THERE’S A GENERALLY ACCEPTED NOTION — amongst travelers, at least — that if you travel you will become wise, more knowledgeable, more compassionate, that your mind will open like a lotus flower. From this flows the idea that to travel is to reach for an ideal, a heightened sense of humanness, of becoming more “one” with the world.
Over the years, since I’ve been involved in the travelsphere, I’ve seen tweets, Facebook statuses, article submissions, and blogs that make it evident to me that this is the prevailing thought — that to become wise and compassionate, you need to travel. Travel becomes religion, and the congregation loves to spread the gospel.
While travel can be a means to an end, it is not the end. Travel, by its nature, is like a hammer. Same with social media. None of these things is “good” or “bad” on its own. They’re tools. A hammer can build a house, but it can also end a life. Social media can help raise money to treat someone’s cancer or support a charitable organization, but it can also be used to bully people, driving them to suicide.
While there is no substitute for travel to see, firsthand, different cultures and places, the question remains, does one really need to see, firsthand, different cultures and places? Here is a famous quote that commonly makes the rounds, which seems to support that, yes, everyone needs to travel:
“Travel is fatal to prejudice, bigotry, and narrow-mindedness.” ~ Mark Twain
It would be a stretch to conclude from this that anyone who doesn’t travel is a bigot, prejudiced, and narrow-minded. That’s obviously not what he meant. Yet the way it’s used within the travel community sometimes leads me to believe that that is one of the insinuations of the person sharing the quote.
Isn’t it possible that even travelers can be narrow-minded? Just because a trip round the world was “enlightenment” for one doesn’t guarantee it will be “enlightenment” for another. But within the travelsphere, there seems to be a presumption that travel is necessary to open your mind.

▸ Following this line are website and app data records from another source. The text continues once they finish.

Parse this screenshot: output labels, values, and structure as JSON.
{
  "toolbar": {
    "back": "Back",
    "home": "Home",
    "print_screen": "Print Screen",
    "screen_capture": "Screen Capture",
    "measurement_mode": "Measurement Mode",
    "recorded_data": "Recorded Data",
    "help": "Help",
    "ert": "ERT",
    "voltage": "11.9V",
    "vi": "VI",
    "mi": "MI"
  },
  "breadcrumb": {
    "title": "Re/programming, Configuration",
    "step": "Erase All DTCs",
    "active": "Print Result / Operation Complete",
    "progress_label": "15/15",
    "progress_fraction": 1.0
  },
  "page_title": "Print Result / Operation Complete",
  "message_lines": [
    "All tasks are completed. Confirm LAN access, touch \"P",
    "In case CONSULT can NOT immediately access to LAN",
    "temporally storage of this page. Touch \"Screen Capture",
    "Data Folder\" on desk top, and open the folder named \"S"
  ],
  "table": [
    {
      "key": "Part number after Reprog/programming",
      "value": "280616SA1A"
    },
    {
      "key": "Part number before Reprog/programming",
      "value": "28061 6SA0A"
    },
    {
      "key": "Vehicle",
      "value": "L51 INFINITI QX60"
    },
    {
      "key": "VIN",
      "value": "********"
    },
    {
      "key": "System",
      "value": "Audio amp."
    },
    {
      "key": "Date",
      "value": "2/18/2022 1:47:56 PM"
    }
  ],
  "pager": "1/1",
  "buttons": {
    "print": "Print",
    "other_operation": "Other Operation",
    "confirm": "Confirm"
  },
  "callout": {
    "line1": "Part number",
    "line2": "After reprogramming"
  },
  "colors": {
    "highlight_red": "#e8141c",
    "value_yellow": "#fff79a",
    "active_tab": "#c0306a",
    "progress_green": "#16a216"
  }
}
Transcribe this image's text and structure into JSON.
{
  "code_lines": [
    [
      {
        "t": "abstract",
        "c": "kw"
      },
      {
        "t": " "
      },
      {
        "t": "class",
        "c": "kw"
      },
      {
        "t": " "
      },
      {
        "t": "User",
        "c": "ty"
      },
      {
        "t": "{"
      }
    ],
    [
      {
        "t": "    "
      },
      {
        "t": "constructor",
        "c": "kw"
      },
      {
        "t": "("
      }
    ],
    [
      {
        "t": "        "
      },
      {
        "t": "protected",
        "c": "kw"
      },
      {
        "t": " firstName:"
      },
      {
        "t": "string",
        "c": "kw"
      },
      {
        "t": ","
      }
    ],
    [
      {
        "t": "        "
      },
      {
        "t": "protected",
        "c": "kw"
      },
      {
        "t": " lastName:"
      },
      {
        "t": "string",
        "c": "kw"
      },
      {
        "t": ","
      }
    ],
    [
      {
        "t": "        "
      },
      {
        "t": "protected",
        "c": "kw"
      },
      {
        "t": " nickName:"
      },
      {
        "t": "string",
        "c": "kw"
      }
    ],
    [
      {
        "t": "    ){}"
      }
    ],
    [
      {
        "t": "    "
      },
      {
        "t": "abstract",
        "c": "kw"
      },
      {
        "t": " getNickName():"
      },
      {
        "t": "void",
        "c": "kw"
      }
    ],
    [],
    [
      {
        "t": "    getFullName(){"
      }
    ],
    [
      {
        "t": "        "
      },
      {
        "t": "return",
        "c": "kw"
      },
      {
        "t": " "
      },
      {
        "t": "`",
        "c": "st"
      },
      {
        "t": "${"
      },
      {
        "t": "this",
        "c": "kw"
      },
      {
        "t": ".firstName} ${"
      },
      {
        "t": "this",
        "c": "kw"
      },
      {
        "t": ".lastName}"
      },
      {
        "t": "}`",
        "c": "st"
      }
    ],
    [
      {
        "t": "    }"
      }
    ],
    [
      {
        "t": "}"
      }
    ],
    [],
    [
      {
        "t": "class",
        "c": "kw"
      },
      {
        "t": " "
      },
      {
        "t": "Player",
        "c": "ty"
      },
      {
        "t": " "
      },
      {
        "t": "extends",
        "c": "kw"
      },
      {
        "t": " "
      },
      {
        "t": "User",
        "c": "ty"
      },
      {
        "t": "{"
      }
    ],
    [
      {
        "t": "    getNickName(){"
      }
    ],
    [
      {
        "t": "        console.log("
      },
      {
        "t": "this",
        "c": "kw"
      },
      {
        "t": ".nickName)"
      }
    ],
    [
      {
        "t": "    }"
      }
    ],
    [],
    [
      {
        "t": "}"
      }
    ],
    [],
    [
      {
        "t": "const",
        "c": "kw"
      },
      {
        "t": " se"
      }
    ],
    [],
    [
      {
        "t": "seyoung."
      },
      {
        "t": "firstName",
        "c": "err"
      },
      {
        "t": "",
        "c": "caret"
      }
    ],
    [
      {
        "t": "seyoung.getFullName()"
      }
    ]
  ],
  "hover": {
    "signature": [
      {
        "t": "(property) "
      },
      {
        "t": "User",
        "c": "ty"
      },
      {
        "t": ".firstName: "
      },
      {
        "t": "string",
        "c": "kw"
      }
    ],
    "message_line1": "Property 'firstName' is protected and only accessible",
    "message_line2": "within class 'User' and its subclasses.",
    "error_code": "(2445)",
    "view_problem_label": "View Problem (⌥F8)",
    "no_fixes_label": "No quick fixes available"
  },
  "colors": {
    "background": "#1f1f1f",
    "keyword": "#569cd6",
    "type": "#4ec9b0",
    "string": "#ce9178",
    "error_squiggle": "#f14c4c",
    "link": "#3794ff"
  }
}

Just as there are many travelers who return home without any profound shift in their worldviews, there are many who do experience that shift without stepping foot outside their hometowns.
I’d like to use my partner as a case study. While she has lived in various cities across Canada and has driven some great distances, she has never traveled outside of North America. She has never been immersed in foreign languages, customs, and different ways of living. Yet she is one of the most conscious, aware, compassionate, sensitive, open-minded people I’ve ever met. She is much more open-minded than the majority of travelers I’ve met. And I’m sure she’s not the only one.
What if we look at travel from another perspective? Rather than travel being arriving at some foreign destination, what if it were just a departure from our own culture? Following that, do we need to physically go somewhere to remove ourselves from our culture? I think Daniel Suelo would argue that we don’t.
Whether we like to admit it or not, we are guided along our path by a culture that is incessantly chattering in our ears, telling us how to behave, what to wear, what to like, how to think, how we should feel about ourselves. And since the way we treat others is a reflection on the way we treat ourselves, it should follow that if I free myself from thinking how I should be, then I free myself from thinking how others should be. To me, this is a step in opening our minds, in beating down prejudice.
In this context, perhaps to travel would mean to turn off the television, boycott “lifestyle” magazines, stop reading newspapers.
What I’m getting at is this: Travelers don’t own the patent on how to be a better person. We all have our own paths in life and we should be encouraging and supporting each other in whatever it is we want to do.
By all means, travel. Or don’t. Go to college. Or don’t. Just think for yourselves, and keep an open mind.